It’s a strange bit of circumstance but the shift in discussions for Equity Unbound this week — in the form of a slow Twitter chat, unfolding over days — is about technology’s reach and impact into our lives. The odd part is that I had just been interviewed last week by a science/technology/education reporter at The New York Times about Google’s reach into the classroom through its “Be Internet Awesome” site.
The reporter had seen something I had written way back when the program was first announced and asked if I could talk. I did, explaining that while the site has some solid potential for teaching about technology use, the branding of it by Google clearly is a business strategy to hook kids into the Google ecosystem, early and often. I suggested that teachers use more than just the Awesome campaign when teaching about digital life. (I use elements of the CommonSense Media Digital Citizenship resources, for example.)
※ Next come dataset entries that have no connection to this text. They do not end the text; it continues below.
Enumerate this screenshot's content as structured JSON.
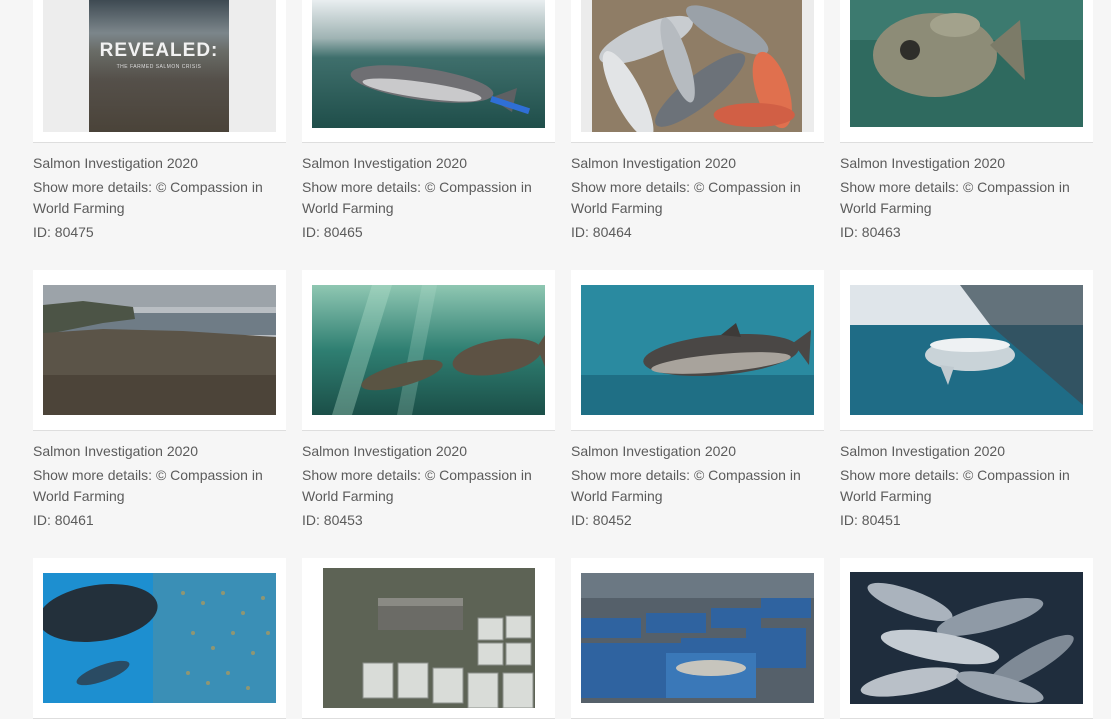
{
  "gallery": {
    "items": [
      {
        "title": "Salmon Investigation 2020",
        "details": "Show more details: © Compassion in World Farming",
        "id": "ID: 80475",
        "image": "cover-revealed-farmed-salmon-crisis",
        "overlay_title": "REVEALED:",
        "overlay_subtitle": "THE FARMED SALMON CRISIS"
      },
      {
        "title": "Salmon Investigation 2020",
        "details": "Show more details: © Compassion in World Farming",
        "id": "ID: 80465",
        "image": "salmon-at-water-surface"
      },
      {
        "title": "Salmon Investigation 2020",
        "details": "Show more details: © Compassion in World Farming",
        "id": "ID: 80464",
        "image": "dead-salmon-in-crate"
      },
      {
        "title": "Salmon Investigation 2020",
        "details": "Show more details: © Compassion in World Farming",
        "id": "ID: 80463",
        "image": "lumpfish-underwater"
      },
      {
        "title": "Salmon Investigation 2020",
        "details": "Show more details: © Compassion in World Farming",
        "id": "ID: 80461",
        "image": "coastal-cliffs-landscape"
      },
      {
        "title": "Salmon Investigation 2020",
        "details": "Show more details: © Compassion in World Farming",
        "id": "ID: 80453",
        "image": "two-salmon-underwater-sunrays"
      },
      {
        "title": "Salmon Investigation 2020",
        "details": "Show more details: © Compassion in World Farming",
        "id": "ID: 80452",
        "image": "salmon-swimming-blue-water"
      },
      {
        "title": "Salmon Investigation 2020",
        "details": "Show more details: © Compassion in World Farming",
        "id": "ID: 80451",
        "image": "salmon-below-net-pen"
      },
      {
        "title": "",
        "details": "",
        "id": "",
        "image": "salmon-by-netting"
      },
      {
        "title": "",
        "details": "",
        "id": "",
        "image": "containers-on-concrete"
      },
      {
        "title": "",
        "details": "",
        "id": "",
        "image": "blue-bins-at-dusk"
      },
      {
        "title": "",
        "details": "",
        "id": "",
        "image": "pile-of-dead-salmon"
      }
    ]
  },
  "colors": {
    "background": "#f6f6f6",
    "card": "#ffffff",
    "text": "#5b5b5b"
  }
}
The issue is complicated further in that we are a Google Apps for Education school district, and we use our Google accounts regularly for writing and for media making and more. It’s a valuable addition to our writing and technology and research work. I find the Google accounts more than handy … yet …. yet … I know that GAFE and cheap Chromebooks are all ways to get more schools to use Google’s infrastructure (even with privacy protections on GAFE accounts, if we believe it). More schools, more kids, more users.
And the more we use Google, the more ads they sell. (To be clear, there are no ads directed at students within GAFE itself.)
As it happens, I am right now in the midst of teaching my sixth graders in a Digital Life unit, where we discuss and explore issues of privacy, identity, choices, and the ways corporations like Google are using our browsing histories and data to target us with advertising. You won’t find mention of that state of the modern day technology world in Be Internet Awesome.
I am quoted about halfway down, and then again at the very end. It’s interesting to see myself in The New York Times — when I was a reporter (before I became a teacher), I often wondered if my career would ever take me to the Times (it didn’t and I am glad for where I am as a teacher, and I don’t think I ever had the skills or talent for the NYT, anyway.) Now I find myself in there, in the newspaper itself.
I’m going to get a paper copy today and share it with my students.
Peace (in the ink),